> _TASK TO CARRY OUT_
All lines with the word "text" must be pulled from the entries below.

> _EXERCISE INPUTS_
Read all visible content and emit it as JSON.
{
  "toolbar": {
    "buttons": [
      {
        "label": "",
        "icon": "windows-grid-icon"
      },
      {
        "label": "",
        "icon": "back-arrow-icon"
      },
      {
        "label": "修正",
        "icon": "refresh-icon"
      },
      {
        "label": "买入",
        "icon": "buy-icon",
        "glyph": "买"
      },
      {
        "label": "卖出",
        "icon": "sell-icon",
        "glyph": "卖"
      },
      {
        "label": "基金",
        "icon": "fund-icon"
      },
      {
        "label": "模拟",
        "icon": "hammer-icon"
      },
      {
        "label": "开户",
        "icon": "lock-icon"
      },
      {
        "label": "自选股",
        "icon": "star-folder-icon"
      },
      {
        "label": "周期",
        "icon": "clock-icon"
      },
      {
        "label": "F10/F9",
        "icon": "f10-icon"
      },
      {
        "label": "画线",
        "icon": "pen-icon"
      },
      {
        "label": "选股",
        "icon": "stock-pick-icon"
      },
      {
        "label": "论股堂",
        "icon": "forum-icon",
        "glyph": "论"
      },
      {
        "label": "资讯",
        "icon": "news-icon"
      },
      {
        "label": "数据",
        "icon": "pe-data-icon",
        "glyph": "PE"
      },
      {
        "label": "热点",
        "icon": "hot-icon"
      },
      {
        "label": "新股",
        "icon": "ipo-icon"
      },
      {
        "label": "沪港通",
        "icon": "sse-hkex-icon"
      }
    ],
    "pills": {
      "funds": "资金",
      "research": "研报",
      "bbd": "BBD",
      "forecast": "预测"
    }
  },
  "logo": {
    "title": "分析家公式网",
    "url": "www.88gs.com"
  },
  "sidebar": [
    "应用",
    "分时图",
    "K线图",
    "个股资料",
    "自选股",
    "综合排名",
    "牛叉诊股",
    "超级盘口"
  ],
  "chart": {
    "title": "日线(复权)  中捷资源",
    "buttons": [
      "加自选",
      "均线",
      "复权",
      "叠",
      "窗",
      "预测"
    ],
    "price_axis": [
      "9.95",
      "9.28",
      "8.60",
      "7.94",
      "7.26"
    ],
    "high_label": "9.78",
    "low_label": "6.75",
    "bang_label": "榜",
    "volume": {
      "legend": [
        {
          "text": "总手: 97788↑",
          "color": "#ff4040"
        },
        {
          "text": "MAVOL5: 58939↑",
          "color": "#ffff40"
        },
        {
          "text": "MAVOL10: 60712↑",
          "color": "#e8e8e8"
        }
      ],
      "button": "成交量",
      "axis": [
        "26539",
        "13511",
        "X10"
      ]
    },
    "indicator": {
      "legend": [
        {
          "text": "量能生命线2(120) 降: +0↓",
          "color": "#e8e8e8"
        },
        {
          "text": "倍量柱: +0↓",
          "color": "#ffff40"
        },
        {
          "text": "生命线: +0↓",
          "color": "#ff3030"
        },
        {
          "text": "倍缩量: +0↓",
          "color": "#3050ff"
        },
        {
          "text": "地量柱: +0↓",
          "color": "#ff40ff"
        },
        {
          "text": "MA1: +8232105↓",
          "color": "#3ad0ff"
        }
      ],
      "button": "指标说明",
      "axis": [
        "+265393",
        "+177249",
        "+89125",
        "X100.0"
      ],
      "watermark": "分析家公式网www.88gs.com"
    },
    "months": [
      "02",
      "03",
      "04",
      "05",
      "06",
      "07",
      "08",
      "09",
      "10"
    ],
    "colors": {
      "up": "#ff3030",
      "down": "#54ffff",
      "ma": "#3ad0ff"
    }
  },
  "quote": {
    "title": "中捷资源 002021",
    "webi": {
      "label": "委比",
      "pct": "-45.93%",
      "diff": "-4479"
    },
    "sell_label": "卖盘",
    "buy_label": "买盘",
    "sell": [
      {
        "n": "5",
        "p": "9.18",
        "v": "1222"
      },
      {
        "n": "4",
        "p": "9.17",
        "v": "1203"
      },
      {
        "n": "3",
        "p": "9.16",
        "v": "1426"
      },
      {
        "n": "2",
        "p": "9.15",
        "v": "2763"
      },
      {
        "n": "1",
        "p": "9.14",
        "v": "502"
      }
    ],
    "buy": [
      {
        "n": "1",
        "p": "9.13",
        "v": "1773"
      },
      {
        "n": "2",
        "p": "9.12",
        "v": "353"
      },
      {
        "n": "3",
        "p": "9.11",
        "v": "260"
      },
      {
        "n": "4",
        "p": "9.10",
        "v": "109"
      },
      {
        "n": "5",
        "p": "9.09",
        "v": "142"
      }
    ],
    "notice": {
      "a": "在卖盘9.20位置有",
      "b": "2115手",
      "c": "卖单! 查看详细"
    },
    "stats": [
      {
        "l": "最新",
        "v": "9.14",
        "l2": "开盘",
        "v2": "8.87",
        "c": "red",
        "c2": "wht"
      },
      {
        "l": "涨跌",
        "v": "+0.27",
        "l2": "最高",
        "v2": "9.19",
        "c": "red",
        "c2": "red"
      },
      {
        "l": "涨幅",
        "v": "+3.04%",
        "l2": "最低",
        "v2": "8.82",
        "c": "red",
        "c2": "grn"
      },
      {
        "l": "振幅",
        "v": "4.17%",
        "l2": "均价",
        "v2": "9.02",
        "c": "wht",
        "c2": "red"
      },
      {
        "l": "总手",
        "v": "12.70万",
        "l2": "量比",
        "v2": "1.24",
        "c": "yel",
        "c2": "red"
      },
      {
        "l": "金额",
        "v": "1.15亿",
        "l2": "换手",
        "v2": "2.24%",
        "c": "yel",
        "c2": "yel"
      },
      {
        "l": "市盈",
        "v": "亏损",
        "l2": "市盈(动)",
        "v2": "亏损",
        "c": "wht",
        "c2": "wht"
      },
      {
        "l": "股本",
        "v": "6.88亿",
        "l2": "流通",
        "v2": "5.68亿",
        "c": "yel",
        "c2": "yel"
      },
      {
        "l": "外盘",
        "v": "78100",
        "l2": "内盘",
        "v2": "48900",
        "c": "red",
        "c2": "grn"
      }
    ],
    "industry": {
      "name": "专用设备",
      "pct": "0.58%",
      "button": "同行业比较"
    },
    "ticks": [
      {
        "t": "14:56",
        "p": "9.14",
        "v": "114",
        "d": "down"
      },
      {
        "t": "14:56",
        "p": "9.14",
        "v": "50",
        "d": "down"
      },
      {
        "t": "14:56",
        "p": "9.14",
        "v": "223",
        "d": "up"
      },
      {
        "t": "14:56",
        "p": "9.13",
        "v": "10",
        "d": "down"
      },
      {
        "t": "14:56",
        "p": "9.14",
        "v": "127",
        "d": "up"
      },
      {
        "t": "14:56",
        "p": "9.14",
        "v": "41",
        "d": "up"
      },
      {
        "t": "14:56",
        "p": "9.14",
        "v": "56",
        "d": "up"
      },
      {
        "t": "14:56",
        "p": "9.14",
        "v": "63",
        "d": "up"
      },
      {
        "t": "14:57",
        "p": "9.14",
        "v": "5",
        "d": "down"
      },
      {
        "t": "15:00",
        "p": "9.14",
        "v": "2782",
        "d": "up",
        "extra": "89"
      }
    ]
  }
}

> _RESPONSE_
          "text": "总手: 97788↑",
          "text": "MAVOL5: 58939↑",
          "text": "MAVOL10: 60712↑",
          "text": "量能生命线2(120) 降: +0↓",
          "text": "倍量柱: +0↓",
          "text": "生命线: +0↓",
          "text": "倍缩量: +0↓",
          "text": "地量柱: +0↓",
          "text": "MA1: +8232105↓",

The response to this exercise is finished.